List all lines of the data that include the string "name".

Data for analysis below:

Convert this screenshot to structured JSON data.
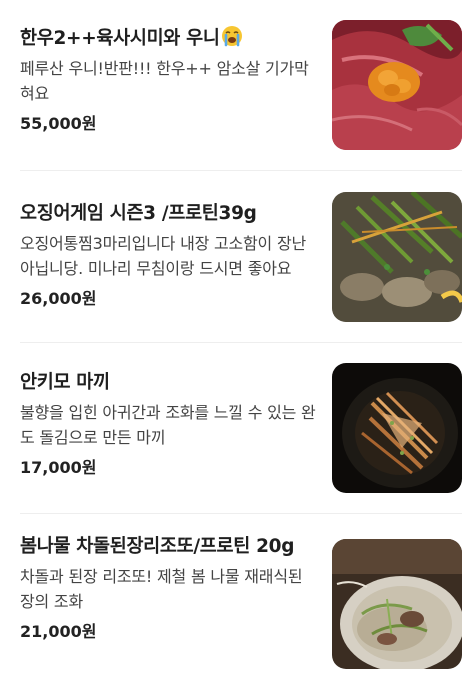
{
  "menu": {
    "items": [
      {
        "name": "한우2++육사시미와 우니",
        "icon": "crying-face-icon",
        "description": "페루산 우니!반판!!! 한우++ 암소살 기가막혀요",
        "price": "55,000원",
        "photo": "hanwoo-yukhoe-uni-photo"
      },
      {
        "name": "오징어게임 시즌3 /프로틴39g",
        "description": "오징어통찜3마리입니다 내장 고소함이 장난아닙니당. 미나리 무침이랑 드시면 좋아요",
        "price": "26,000원",
        "photo": "squid-dish-photo"
      },
      {
        "name": "안키모 마끼",
        "description": "불향을 입힌 아귀간과 조화를 느낄 수 있는 완도 돌김으로 만든 마끼",
        "price": "17,000원",
        "photo": "ankimo-maki-photo"
      },
      {
        "name": "봄나물 차돌된장리조또/프로틴 20g",
        "description": "차돌과 된장 리조또! 제철 봄 나물 재래식된장의 조화",
        "price": "21,000원",
        "photo": "risotto-photo"
      }
    ]
  },
  "colors": {
    "title": "#1f1f1f",
    "description": "#444444",
    "price": "#222222",
    "divider": "#eeeeee",
    "background": "#ffffff"
  }
}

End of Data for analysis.

Answer section:
        "name": "한우2++육사시미와 우니",
        "name": "오징어게임 시즌3 /프로틴39g",
        "name": "안키모 마끼",
        "name": "봄나물 차돌된장리조또/프로틴 20g",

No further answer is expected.